When You Move, how to Decide What to Keep and What to Lose

Moving forces you to arrange through everything you own, and that develops a chance to prune your valuables. It's not constantly simple to choose what you'll bring along to your brand-new home and what is destined for the curb. Sometimes we're nostalgic about items that have no useful usage, and often we're extremely positive about clothes that no longer sports or fits gear we tell ourselves we'll start using once again after the relocation.



Regardless of any discomfort it might trigger you, it is essential to get rid of anything you really don't need. Not just will it assist you prevent mess, but it can really make it easier and cheaper to move.

Consider your circumstances

Chicago, IL 1432 W Elmdale Ave Apt 1W, Chicago, IL For sale: $399,900 The nation's Second City uses varied metropolitan living options, including homes the size of some homes for $400,000. © Zillow Chicago, IL 1432 W Elmdale Ave Apt 1W, Chicago, IL For sale: $399,900 The nation's Second City offers varied metropolitan living choices, including apartments the size of some homes for $400,000. A master suite consists of a walk-in closet, a day spa bath with dual sinks and a big shower-- all simply a 10-minute walk to Lake Michigan.



In about twenty years of living together, my wife and I have actually moved 8 times. For the first seven relocations, our apartments or homes got progressively bigger. That permitted us to build up more clutter than we required, and by our eighth move we had a basement storage location that housed six VCRs, at least a lots parlor game we had hardly ever played, and a guitar and a set of amplifiers that I had not touched in the whole time we had actually lived together.



Because our ever-increasing area enabled us to, we had hauled all this things around. For our final relocation, nevertheless, we were downsizing from about 2,300 square feet of completed space, with storage and a two-car garage, to 1,300 square feet with neither storage nor a garage. And we were doing it by U-Haul.



As we evacuated our personal belongings, we were constrained by the area limitations of both our brand-new condominium and the 20-foot rental truck. We needed to dump some things, which made for some hard choices.

How did we decide?



Having space for something and needing it are 2 completely different things. For our relocation from Connecticut to Florida, my partner and I laid down some guideline:



If we have not utilized it in over a year, it goes. This helped both people cut our wardrobes way down. I personally got rid of half a lots suits I had no celebration to wear (a lot of which did not in shape), along with lots of winter season clothes I would no longer need (though a my review here couple of pieces were kept for trips up North).

If it has actually not been opened since the previous relocation, get rid of it. We had an entire garage full of plastic bins from our previous relocation. One contained absolutely nothing but smashed glasses, and another had grilling devices we had long considering that replaced.

Don't let fond memories trump reason.

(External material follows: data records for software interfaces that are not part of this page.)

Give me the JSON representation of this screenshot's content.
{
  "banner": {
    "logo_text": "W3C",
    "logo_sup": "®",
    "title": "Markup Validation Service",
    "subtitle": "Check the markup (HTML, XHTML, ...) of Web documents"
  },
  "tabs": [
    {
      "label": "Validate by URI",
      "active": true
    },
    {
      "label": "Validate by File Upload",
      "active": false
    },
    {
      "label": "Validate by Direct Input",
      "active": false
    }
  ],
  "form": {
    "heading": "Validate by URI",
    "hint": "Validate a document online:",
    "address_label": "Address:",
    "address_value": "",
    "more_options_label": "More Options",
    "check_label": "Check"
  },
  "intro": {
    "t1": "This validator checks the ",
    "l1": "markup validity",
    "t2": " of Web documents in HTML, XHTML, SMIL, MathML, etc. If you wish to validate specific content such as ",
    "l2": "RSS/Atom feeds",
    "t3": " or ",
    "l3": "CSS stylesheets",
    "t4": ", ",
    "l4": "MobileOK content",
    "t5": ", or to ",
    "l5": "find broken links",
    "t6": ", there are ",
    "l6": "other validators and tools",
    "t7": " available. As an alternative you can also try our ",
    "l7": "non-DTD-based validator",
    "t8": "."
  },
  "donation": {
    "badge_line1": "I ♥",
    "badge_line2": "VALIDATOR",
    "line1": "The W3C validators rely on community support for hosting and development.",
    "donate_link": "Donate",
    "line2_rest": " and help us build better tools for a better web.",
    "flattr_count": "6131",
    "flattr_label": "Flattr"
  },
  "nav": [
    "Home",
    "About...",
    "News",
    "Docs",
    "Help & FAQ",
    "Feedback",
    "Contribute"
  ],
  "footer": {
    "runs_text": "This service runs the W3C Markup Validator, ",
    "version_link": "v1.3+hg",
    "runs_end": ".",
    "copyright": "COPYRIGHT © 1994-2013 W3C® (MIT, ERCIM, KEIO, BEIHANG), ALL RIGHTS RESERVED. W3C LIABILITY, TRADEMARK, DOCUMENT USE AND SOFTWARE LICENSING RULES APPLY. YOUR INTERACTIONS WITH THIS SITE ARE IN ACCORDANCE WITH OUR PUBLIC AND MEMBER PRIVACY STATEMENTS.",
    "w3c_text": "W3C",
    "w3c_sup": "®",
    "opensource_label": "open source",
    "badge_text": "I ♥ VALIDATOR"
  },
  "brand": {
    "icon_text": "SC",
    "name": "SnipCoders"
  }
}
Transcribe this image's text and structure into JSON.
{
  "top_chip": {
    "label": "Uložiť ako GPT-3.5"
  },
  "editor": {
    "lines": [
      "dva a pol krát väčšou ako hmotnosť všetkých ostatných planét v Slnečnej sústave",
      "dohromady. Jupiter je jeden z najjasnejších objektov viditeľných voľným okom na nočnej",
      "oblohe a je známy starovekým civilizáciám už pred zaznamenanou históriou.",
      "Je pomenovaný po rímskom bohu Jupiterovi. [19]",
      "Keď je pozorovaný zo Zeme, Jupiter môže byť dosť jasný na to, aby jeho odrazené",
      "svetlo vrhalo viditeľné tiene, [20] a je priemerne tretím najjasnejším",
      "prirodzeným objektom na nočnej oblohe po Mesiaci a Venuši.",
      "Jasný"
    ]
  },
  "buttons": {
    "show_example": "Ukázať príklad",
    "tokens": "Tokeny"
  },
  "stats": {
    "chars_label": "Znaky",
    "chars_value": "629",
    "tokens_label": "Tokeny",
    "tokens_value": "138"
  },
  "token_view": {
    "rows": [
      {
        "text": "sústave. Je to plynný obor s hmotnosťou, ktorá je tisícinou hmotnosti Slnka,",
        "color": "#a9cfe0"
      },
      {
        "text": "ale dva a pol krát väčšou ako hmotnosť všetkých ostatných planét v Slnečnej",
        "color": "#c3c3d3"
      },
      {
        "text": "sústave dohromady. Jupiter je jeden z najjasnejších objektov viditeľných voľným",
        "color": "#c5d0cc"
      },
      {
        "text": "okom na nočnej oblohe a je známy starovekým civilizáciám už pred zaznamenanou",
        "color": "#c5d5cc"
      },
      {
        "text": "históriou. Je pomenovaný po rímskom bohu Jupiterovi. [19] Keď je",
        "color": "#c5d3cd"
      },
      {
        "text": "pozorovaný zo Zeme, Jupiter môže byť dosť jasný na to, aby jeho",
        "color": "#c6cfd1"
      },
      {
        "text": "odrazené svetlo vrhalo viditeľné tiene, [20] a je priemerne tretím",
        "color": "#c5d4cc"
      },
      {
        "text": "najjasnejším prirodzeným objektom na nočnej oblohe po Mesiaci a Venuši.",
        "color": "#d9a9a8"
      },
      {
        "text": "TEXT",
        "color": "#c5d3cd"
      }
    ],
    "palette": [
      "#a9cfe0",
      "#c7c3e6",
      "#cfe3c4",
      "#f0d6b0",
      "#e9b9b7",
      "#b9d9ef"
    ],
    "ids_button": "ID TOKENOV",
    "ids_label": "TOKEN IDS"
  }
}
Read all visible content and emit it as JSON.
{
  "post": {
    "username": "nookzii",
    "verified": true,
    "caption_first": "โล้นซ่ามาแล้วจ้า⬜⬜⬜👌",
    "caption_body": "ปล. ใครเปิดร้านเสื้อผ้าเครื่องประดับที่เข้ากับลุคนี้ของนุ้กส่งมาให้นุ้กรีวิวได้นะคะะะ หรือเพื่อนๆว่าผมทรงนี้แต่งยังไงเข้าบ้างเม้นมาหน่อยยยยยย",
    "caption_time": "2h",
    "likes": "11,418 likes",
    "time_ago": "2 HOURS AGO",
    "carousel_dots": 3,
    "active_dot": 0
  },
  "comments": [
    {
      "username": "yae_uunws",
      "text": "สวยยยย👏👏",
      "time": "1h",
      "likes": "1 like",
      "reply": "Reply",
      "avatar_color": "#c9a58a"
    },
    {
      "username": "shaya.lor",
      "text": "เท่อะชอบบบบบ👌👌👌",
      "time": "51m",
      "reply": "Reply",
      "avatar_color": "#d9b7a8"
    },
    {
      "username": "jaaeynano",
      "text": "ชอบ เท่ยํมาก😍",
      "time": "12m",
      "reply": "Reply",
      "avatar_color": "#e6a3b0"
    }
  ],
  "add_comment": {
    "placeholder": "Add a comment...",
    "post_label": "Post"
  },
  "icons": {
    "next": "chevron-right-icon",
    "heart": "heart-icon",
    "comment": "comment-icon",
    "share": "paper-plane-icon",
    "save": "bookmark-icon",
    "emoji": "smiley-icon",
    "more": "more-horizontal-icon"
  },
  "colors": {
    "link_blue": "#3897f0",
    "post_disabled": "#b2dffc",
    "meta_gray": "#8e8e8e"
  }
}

This was a hard one, since we had actually accumulated over 2,000 CDs and more than 10,000 books. Moving them was not useful, and digital formats like MP3s and e-books made them all unneeded.



One was stuff we certainly desired-- things like our remaining clothes and the furnishings we needed for our brand-new home. Since we had one U-Haul and 2 small automobiles to fill, some of this things would simply not make the cut.

Make the difficult calls

It is possible moving to another town would put you in line for a homebuyer help program that is not available to you now. It is possible transferring to another town would put you in line for a property buyer assistance program that is not offered to you now.



Moving required us to part with a lot of items we desired however did not need. I even provided a big television to a pal who assisted us move, because in the end, it just did not fit. As soon as we arrived in our new house, aside from replacing the TV and purchasing a cooking area table, we actually found that we missed out on very little of what we had provided up (specifically not the forgotten ice-cream maker or the bread maker that never left the box it was provided in). Even on the uncommon occasion when we had to purchase something we had actually formerly given away, sold, or contributed, we weren't extremely upset, because we understood we had absolutely nothing more than what we required.



Loading excessive things is one of the biggest moving errors you can make. Conserve yourself a long time, money, and sanity by decluttering as much as possible before you move.

Leave a Reply

Your email address will not be published. Required fields are marked *